This is long overdue, but I thought some of you might like to know that a list of ideas for how judges might respond to the increase in the numbers of self-represented, written by Judges Mark Juhas (of California), Maureen McKnight (of Oregon) and Associate Justice Laurie Zelon of the California Court of appeals, with myself, has now been posted on my website. It appears as part of an article that I wrote on Courts in the 21st Century, which was published in the Winter 2010 Judges Journal.
Here is the beginning of the list (Copyright ABA; full notice on article) — the 15 items are all explained in more detail in the article:
1. Have courtroom staff check in litigants and give them orientation materials.
2. If possible, have available staff review the file before the hearing to highlight the most relevant papers and issues. In any event, review the file on your own and make a quick list of the issues to be addressed.
3. Start the hearing with a quick summary of the case history and of the issues that will be addressed.
4. Explain at the beginning of the hearing that you may be asking questions and that this will not indicate any view on your part. It will merely mean that you need to get the information to decide the case.

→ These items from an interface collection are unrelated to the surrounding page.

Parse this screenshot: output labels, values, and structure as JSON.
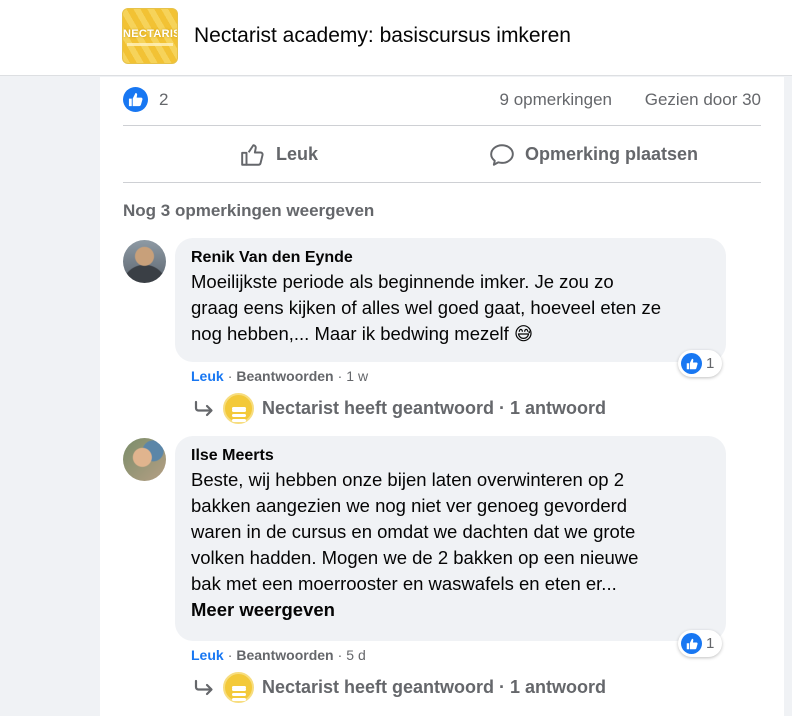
{
  "header": {
    "title": "Nectarist academy: basiscursus imkeren",
    "logo_text": "NECTARIST"
  },
  "stats": {
    "like_count": "2",
    "comments": "9 opmerkingen",
    "seen": "Gezien door 30"
  },
  "actions": {
    "like": "Leuk",
    "comment": "Opmerking plaatsen"
  },
  "more_comments": "Nog 3 opmerkingen weergeven",
  "comments": [
    {
      "author": "Renik Van den Eynde",
      "lines": [
        "Moeilijkste periode als beginnende imker. Je zou zo",
        "graag eens kijken of alles wel goed gaat, hoeveel eten ze",
        "nog hebben,... Maar ik bedwing mezelf 😅"
      ],
      "reactions": "1",
      "like": "Leuk",
      "reply": "Beantwoorden",
      "time": "1 w",
      "replies": "Nectarist heeft geantwoord · 1 antwoord"
    },
    {
      "author": "Ilse Meerts",
      "lines": [
        "Beste, wij hebben onze bijen laten overwinteren op 2",
        "bakken aangezien we nog niet ver genoeg gevorderd",
        "waren in de cursus en omdat we dachten dat we grote",
        "volken hadden. Mogen we de 2 bakken op een nieuwe",
        "bak met een moerrooster en waswafels en eten er..."
      ],
      "see_more": "Meer weergeven",
      "reactions": "1",
      "like": "Leuk",
      "reply": "Beantwoorden",
      "time": "5 d",
      "replies": "Nectarist heeft geantwoord · 1 antwoord"
    }
  ],
  "colors": {
    "accent": "#1877f2",
    "secondary_text": "#65676b",
    "bubble": "#f0f2f5"
  }
}
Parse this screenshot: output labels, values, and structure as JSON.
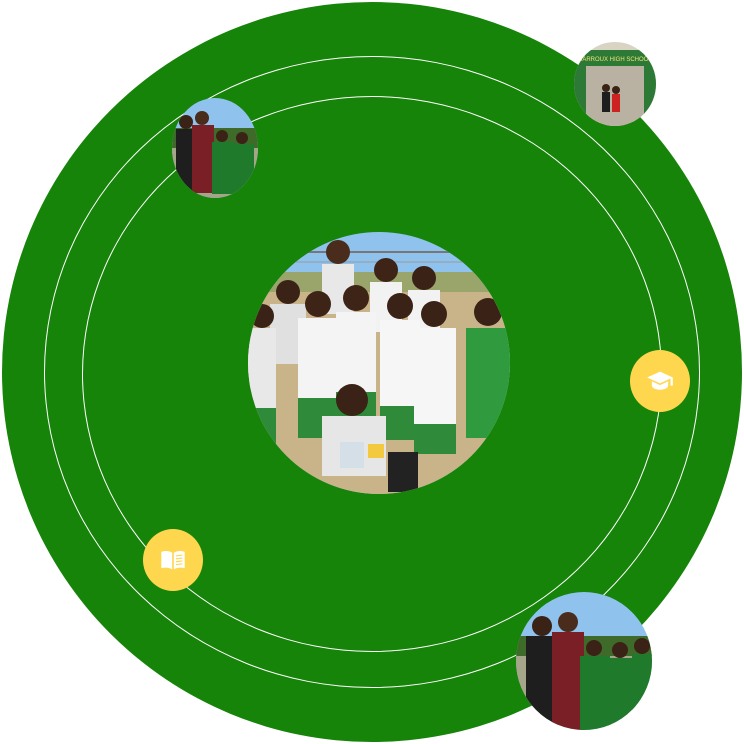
{
  "colors": {
    "circle": "#168309",
    "ring": "#ffffff",
    "badge": "#ffd74f",
    "badge_icon": "#ffffff",
    "uniform_green": "#1f7a2b",
    "sky": "#8fc3ee"
  },
  "photos": [
    {
      "name": "team-photo",
      "subject": "team group photo"
    },
    {
      "name": "officials-students-photo",
      "subject": "officials with students"
    },
    {
      "name": "school-gate-photo",
      "subject": "school entrance gate"
    },
    {
      "name": "officials-students-photo-large",
      "subject": "officials with students"
    }
  ],
  "gate_sign": "BARROUX HIGH SCHOOL",
  "badges": [
    {
      "icon": "graduation-cap-icon"
    },
    {
      "icon": "open-book-icon"
    }
  ]
}
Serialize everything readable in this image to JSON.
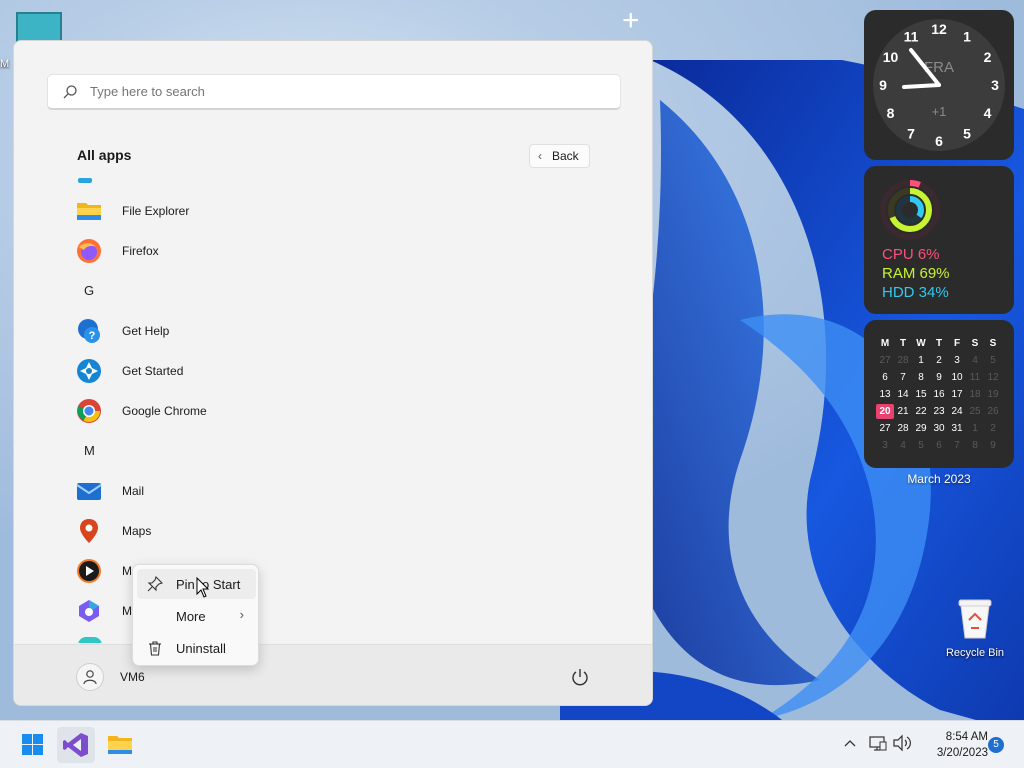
{
  "desktop": {
    "top_icon_label": "M",
    "recycle_bin_label": "Recycle Bin"
  },
  "widgets": {
    "clock": {
      "numerals": [
        "12",
        "1",
        "2",
        "3",
        "4",
        "5",
        "6",
        "7",
        "8",
        "9",
        "10",
        "11"
      ],
      "watermark": "FRA",
      "offset": "+1"
    },
    "meter": {
      "cpu": "CPU 6%",
      "ram": "RAM 69%",
      "hdd": "HDD 34%",
      "cpu_color": "#ff4f7b",
      "ram_color": "#c6f432",
      "hdd_color": "#32c8f2"
    },
    "calendar": {
      "weekdays": [
        "M",
        "T",
        "W",
        "T",
        "F",
        "S",
        "S"
      ],
      "weeks": [
        [
          "27",
          "28",
          "1",
          "2",
          "3",
          "4",
          "5"
        ],
        [
          "6",
          "7",
          "8",
          "9",
          "10",
          "11",
          "12"
        ],
        [
          "13",
          "14",
          "15",
          "16",
          "17",
          "18",
          "19"
        ],
        [
          "20",
          "21",
          "22",
          "23",
          "24",
          "25",
          "26"
        ],
        [
          "27",
          "28",
          "29",
          "30",
          "31",
          "1",
          "2"
        ],
        [
          "3",
          "4",
          "5",
          "6",
          "7",
          "8",
          "9"
        ]
      ],
      "today": "20",
      "caption": "March 2023"
    }
  },
  "start_menu": {
    "search_placeholder": "Type here to search",
    "all_apps_title": "All apps",
    "back_label": "Back",
    "items": [
      {
        "type": "app",
        "label": "File Explorer",
        "icon": "file-explorer-icon"
      },
      {
        "type": "app",
        "label": "Firefox",
        "icon": "firefox-icon"
      },
      {
        "type": "letter",
        "label": "G"
      },
      {
        "type": "app",
        "label": "Get Help",
        "icon": "get-help-icon"
      },
      {
        "type": "app",
        "label": "Get Started",
        "icon": "get-started-icon"
      },
      {
        "type": "app",
        "label": "Google Chrome",
        "icon": "chrome-icon"
      },
      {
        "type": "letter",
        "label": "M"
      },
      {
        "type": "app",
        "label": "Mail",
        "icon": "mail-icon"
      },
      {
        "type": "app",
        "label": "Maps",
        "icon": "maps-icon"
      },
      {
        "type": "app",
        "label": "M",
        "icon": "media-player-icon"
      },
      {
        "type": "app",
        "label": "M",
        "icon": "microsoft-365-icon"
      }
    ],
    "user_name": "VM6"
  },
  "context_menu": {
    "pin_label": "Pin to Start",
    "more_label": "More",
    "uninstall_label": "Uninstall"
  },
  "taskbar": {
    "time": "8:54 AM",
    "date": "3/20/2023",
    "notification_count": "5"
  }
}
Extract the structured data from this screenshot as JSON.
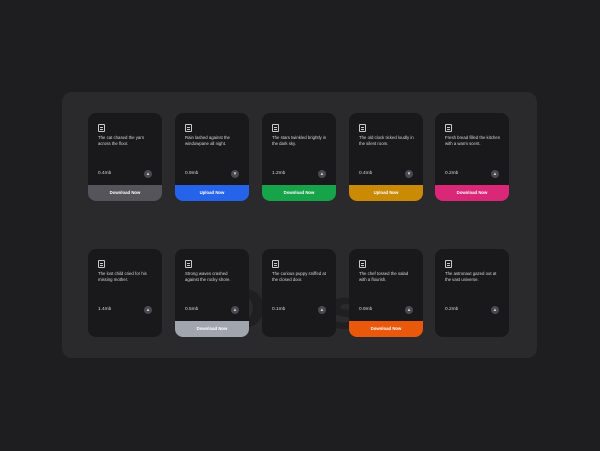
{
  "watermark": "Docs.",
  "cards": [
    {
      "desc": "The cat chased the yarn across the floor.",
      "size": "0.4mb",
      "icon": "upload-icon",
      "glyph": "▲",
      "button": "Download Now",
      "color": "#54545a"
    },
    {
      "desc": "Rain lashed against the windowpane all night.",
      "size": "0.9mb",
      "icon": "download-icon",
      "glyph": "▼",
      "button": "Upload Now",
      "color": "#2563eb"
    },
    {
      "desc": "The stars twinkled brightly in the dark sky.",
      "size": "1.2mb",
      "icon": "upload-icon",
      "glyph": "▲",
      "button": "Download Now",
      "color": "#16a34a"
    },
    {
      "desc": "The old clock ticked loudly in the silent room.",
      "size": "0.4mb",
      "icon": "download-icon",
      "glyph": "▼",
      "button": "Upload Now",
      "color": "#ca8a04"
    },
    {
      "desc": "Fresh bread filled the kitchen with a warm scent.",
      "size": "0.2mb",
      "icon": "upload-icon",
      "glyph": "▲",
      "button": "Download Now",
      "color": "#db2777"
    },
    {
      "desc": "The lost child cried for his missing mother.",
      "size": "1.4mb",
      "icon": "upload-icon",
      "glyph": "▲",
      "button": "",
      "color": ""
    },
    {
      "desc": "Strong waves crashed against the rocky shore.",
      "size": "0.5mb",
      "icon": "upload-icon",
      "glyph": "▲",
      "button": "Download Now",
      "color": "#a1a5ad"
    },
    {
      "desc": "The curious puppy sniffed at the closed door.",
      "size": "0.1mb",
      "icon": "upload-icon",
      "glyph": "▲",
      "button": "",
      "color": ""
    },
    {
      "desc": "The chef tossed the salad with a flourish.",
      "size": "0.9mb",
      "icon": "upload-icon",
      "glyph": "▲",
      "button": "Download Now",
      "color": "#ea580c"
    },
    {
      "desc": "The astronaut gazed out at the vast universe.",
      "size": "0.2mb",
      "icon": "upload-icon",
      "glyph": "▲",
      "button": "",
      "color": ""
    }
  ]
}
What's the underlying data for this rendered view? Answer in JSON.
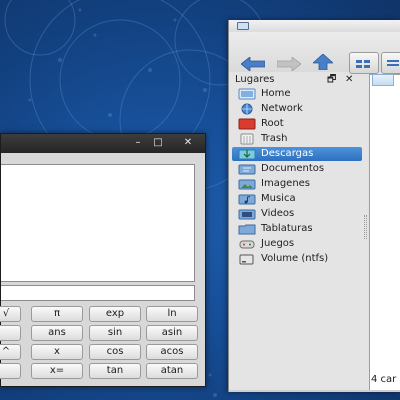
{
  "file_manager": {
    "sidebar_title": "Lugares",
    "sidebar_controls": {
      "detach": "🗗",
      "close": "✕"
    },
    "places": [
      {
        "label": "Home",
        "icon": "home-icon",
        "selected": false
      },
      {
        "label": "Network",
        "icon": "network-icon",
        "selected": false
      },
      {
        "label": "Root",
        "icon": "root-icon",
        "selected": false
      },
      {
        "label": "Trash",
        "icon": "trash-icon",
        "selected": false
      },
      {
        "label": "Descargas",
        "icon": "downloads-icon",
        "selected": true
      },
      {
        "label": "Documentos",
        "icon": "documents-icon",
        "selected": false
      },
      {
        "label": "Imagenes",
        "icon": "images-icon",
        "selected": false
      },
      {
        "label": "Musica",
        "icon": "music-icon",
        "selected": false
      },
      {
        "label": "Videos",
        "icon": "videos-icon",
        "selected": false
      },
      {
        "label": "Tablaturas",
        "icon": "folder-icon",
        "selected": false
      },
      {
        "label": "Juegos",
        "icon": "games-icon",
        "selected": false
      },
      {
        "label": "Volume (ntfs)",
        "icon": "drive-icon",
        "selected": false
      }
    ],
    "status": "4 car",
    "colors": {
      "selection": "#3a7fce",
      "toolbar_arrow": "#4a7fc8"
    }
  },
  "calculator": {
    "title_controls": {
      "minimize": "–",
      "maximize": "□",
      "close": "✕"
    },
    "display_value": "",
    "input_value": "",
    "buttons": [
      [
        "√",
        "π",
        "exp",
        "ln"
      ],
      [
        "",
        "ans",
        "sin",
        "asin"
      ],
      [
        "^",
        "x",
        "cos",
        "acos"
      ],
      [
        "",
        "x=",
        "tan",
        "atan"
      ]
    ]
  }
}
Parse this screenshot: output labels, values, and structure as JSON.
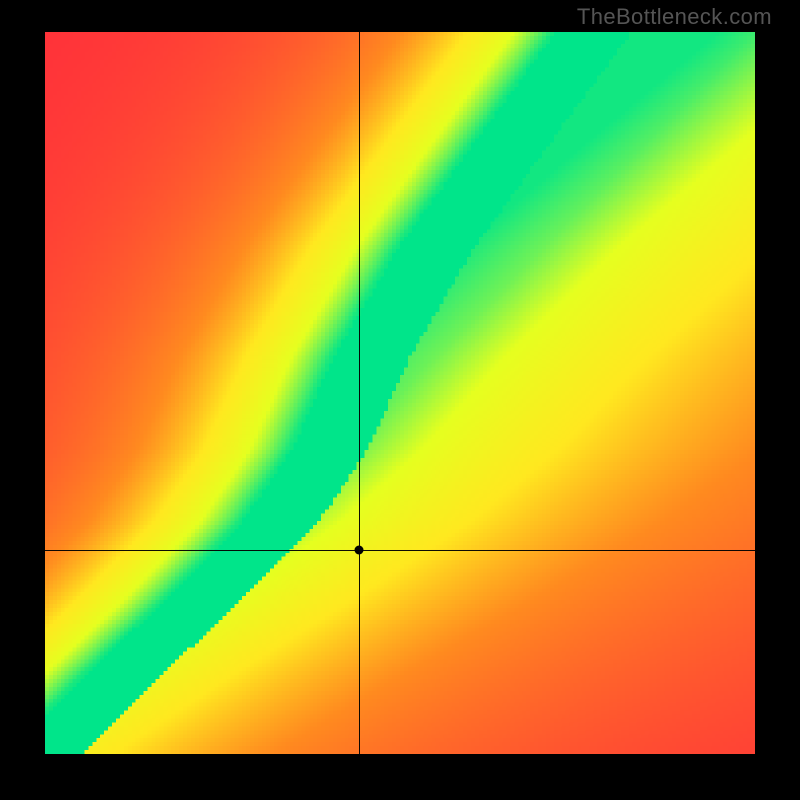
{
  "watermark": "TheBottleneck.com",
  "chart_data": {
    "type": "heatmap",
    "title": "",
    "xlabel": "",
    "ylabel": "",
    "xlim": [
      0,
      1
    ],
    "ylim": [
      0,
      1
    ],
    "grid": false,
    "legend": false,
    "colorscale": [
      {
        "stop": 0.0,
        "color": "#ff2a3c"
      },
      {
        "stop": 0.35,
        "color": "#ff8a1f"
      },
      {
        "stop": 0.55,
        "color": "#ffe81f"
      },
      {
        "stop": 0.75,
        "color": "#e5ff1f"
      },
      {
        "stop": 1.0,
        "color": "#00e58a"
      }
    ],
    "ridge": {
      "description": "green band of good-fit running roughly diagonal with slight S-curve",
      "points": [
        {
          "x": 0.02,
          "y": 0.02
        },
        {
          "x": 0.1,
          "y": 0.1
        },
        {
          "x": 0.22,
          "y": 0.21
        },
        {
          "x": 0.33,
          "y": 0.32
        },
        {
          "x": 0.4,
          "y": 0.42
        },
        {
          "x": 0.46,
          "y": 0.55
        },
        {
          "x": 0.55,
          "y": 0.7
        },
        {
          "x": 0.66,
          "y": 0.85
        },
        {
          "x": 0.75,
          "y": 0.97
        }
      ],
      "band_width_fraction": 0.06
    },
    "marker": {
      "x": 0.442,
      "y": 0.283
    },
    "crosshair": {
      "x": 0.442,
      "y": 0.283
    },
    "background_extremes": {
      "top_left": "red",
      "bottom_right": "red",
      "top_right": "yellow",
      "bottom_left_corner": "dark-red"
    }
  }
}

I hope you find the list and elaborations useful, and would very much appreciate any thoughts on additional such judicial techniques, or any reactions to the 21st Century piece.